**WHAT THIS TASK INVOLVES:** Your copy should match the entries exactly, with the pictures left out.

**PROVIDED MATERIAL:**
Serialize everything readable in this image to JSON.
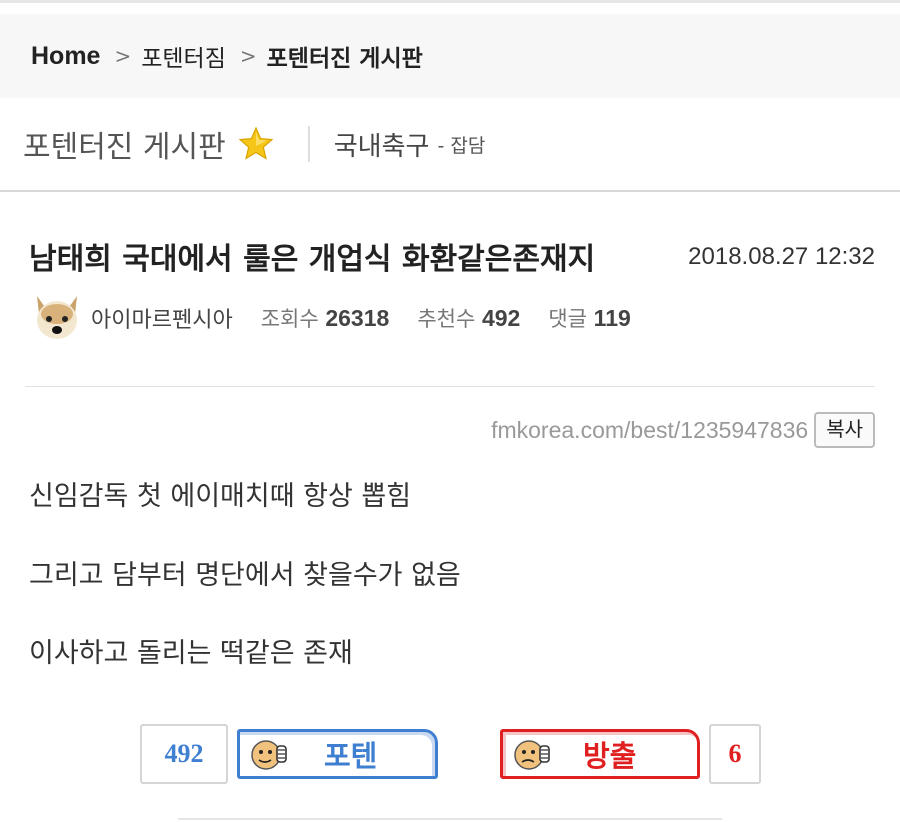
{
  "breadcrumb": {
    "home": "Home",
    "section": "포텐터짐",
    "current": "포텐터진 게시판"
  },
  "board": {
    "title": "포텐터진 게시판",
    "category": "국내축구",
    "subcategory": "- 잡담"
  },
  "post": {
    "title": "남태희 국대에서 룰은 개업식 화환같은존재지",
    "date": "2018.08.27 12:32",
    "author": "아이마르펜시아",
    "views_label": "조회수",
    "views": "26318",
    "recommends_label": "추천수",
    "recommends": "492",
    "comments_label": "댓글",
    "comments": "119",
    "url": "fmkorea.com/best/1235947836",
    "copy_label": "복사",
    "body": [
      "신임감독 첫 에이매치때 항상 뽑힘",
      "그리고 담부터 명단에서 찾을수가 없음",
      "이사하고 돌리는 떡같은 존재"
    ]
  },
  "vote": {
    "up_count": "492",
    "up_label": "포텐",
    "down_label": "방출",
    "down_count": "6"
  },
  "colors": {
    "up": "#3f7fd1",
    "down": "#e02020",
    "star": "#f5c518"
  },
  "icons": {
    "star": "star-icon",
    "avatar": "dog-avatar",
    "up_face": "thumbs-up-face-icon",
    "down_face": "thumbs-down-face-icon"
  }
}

**RESULT FOR THIS TASK:**
Serialize everything readable in this image to JSON.
{
  "breadcrumb": {
    "home": "Home",
    "section": "포텐터짐",
    "current": "포텐터진 게시판"
  },
  "board": {
    "title": "포텐터진 게시판",
    "category": "국내축구",
    "subcategory": "- 잡담"
  },
  "post": {
    "title": "남태희 국대에서 룰은 개업식 화환같은존재지",
    "date": "2018.08.27 12:32",
    "author": "아이마르펜시아",
    "views_label": "조회수",
    "views": "26318",
    "recommends_label": "추천수",
    "recommends": "492",
    "comments_label": "댓글",
    "comments": "119",
    "url": "fmkorea.com/best/1235947836",
    "copy_label": "복사",
    "body": [
      "신임감독 첫 에이매치때 항상 뽑힘",
      "그리고 담부터 명단에서 찾을수가 없음",
      "이사하고 돌리는 떡같은 존재"
    ]
  },
  "vote": {
    "up_count": "492",
    "up_label": "포텐",
    "down_label": "방출",
    "down_count": "6"
  },
  "colors": {
    "up": "#3f7fd1",
    "down": "#e02020",
    "star": "#f5c518"
  },
  "icons": {
    "star": "star-icon",
    "avatar": "dog-avatar",
    "up_face": "thumbs-up-face-icon",
    "down_face": "thumbs-down-face-icon"
  }
}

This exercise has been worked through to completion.